Dr. Arthur Bradley has been a member of the IU School of Optometry faculty since 1985. He has played an active role in teaching visual perception, binocular vision, and optics in the O.D. program. Dr. Bradley has taught extensively in the graduate program (visual optics, spatial vision, non-invasive visual assessment, visual neurophysiology), and he maintains an active psychophysics and optics research laboratory.
We tend to think that optical aberrations, and defocus simply produce image blurring. We also tend to think that image degradation is a one-dimensional process (images are either better or worse). We have been investigating the often complex perceptual consequences of optical defocus and aberrations (see publications on optics). For example, the familiar oscillating MTF seen in defocused optical systems can be visualized by comparing the contrast changes and phase shifts in the star-burst patterns below. We have recently been able to show that it is the phase shifts and not the amplitude changes that limit defocused visual acuity for hyperopes but not for myopes. Examples of a Ð1 diopter defocused letter E is shown below, the top E was imaged in front of the retina (myopia), while the bottom E was imaged behind (hyperopia/presbyopia). Notice that the phase reversals produced by the blur completely change the appearance of the hyperopic E.
In addition to examining the impact of phase shifts caused by blur, we have also
studied the image doubling effects of blur. For example, hyperopic defocus with
astigmatism and spherical aberration will create monocular diplopia as shown in
the images below. Many subjects report this diplopia.
We have also examined the role of color and wavelength on visual perception of

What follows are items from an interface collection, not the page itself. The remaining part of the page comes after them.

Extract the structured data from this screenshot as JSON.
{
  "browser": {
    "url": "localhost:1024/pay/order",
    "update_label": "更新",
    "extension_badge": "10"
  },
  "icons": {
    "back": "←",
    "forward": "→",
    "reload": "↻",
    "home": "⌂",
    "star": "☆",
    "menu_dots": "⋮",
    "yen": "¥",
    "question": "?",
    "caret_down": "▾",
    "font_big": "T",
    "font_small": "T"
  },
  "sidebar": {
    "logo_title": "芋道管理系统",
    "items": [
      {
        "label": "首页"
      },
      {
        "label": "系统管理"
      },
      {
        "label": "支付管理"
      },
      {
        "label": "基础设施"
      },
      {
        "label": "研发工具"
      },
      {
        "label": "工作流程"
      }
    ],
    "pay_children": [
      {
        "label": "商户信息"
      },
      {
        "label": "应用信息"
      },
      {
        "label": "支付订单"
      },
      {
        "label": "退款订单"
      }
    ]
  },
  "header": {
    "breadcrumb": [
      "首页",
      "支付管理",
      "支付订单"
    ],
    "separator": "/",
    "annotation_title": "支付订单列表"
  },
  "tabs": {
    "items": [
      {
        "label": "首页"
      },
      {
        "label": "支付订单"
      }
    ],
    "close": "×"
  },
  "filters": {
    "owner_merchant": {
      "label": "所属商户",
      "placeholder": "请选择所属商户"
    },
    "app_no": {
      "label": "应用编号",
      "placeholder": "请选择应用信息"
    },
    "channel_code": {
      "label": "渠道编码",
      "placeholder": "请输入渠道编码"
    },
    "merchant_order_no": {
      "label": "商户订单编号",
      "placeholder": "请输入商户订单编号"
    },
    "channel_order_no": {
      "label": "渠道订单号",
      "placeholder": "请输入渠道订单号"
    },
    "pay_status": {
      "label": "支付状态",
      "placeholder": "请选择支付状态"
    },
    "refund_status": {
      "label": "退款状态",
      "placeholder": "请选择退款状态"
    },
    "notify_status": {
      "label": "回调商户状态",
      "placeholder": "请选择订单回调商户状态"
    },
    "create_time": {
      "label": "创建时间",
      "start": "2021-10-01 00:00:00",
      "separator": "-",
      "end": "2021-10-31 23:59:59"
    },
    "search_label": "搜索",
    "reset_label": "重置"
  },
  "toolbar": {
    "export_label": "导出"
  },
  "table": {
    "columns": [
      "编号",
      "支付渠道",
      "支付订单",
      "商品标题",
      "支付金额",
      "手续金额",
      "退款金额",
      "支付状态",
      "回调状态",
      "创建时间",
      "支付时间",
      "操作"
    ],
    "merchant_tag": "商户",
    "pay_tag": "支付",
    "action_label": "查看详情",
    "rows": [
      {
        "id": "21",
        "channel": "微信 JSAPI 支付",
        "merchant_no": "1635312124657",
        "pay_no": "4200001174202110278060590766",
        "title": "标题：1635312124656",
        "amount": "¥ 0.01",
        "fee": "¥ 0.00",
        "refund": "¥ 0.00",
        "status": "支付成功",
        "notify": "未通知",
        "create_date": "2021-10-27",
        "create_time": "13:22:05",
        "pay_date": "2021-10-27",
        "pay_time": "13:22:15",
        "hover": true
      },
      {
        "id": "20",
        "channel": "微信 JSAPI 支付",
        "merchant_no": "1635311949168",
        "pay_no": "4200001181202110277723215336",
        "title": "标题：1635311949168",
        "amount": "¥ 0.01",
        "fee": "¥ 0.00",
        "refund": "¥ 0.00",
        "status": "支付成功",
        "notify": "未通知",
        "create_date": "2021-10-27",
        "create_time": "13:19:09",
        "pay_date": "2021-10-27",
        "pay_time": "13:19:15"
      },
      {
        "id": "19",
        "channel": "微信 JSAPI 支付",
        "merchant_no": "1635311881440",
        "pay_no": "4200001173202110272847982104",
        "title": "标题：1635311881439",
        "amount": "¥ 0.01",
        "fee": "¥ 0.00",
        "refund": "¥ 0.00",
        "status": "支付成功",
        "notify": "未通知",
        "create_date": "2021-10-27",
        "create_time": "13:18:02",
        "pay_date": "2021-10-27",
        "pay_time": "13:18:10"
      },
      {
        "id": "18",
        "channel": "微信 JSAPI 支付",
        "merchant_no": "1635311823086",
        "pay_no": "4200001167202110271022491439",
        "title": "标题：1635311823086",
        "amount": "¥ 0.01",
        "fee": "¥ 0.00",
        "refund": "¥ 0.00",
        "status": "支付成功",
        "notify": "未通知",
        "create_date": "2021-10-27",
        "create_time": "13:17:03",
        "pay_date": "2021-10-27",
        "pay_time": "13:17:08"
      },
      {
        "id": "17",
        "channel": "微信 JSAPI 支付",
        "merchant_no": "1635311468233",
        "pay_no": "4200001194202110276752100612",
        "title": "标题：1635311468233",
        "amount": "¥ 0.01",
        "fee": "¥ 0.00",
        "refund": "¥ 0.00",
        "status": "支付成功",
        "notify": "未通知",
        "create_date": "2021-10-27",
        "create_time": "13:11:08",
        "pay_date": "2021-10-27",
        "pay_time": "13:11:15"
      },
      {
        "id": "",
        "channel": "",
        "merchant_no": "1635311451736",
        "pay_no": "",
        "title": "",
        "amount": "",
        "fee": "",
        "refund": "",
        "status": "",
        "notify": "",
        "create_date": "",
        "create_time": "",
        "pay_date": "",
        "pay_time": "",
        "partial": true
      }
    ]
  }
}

location and depth, and we have examined the feasibility of correcting for
aberrations to improve retinal image quality and thus vision.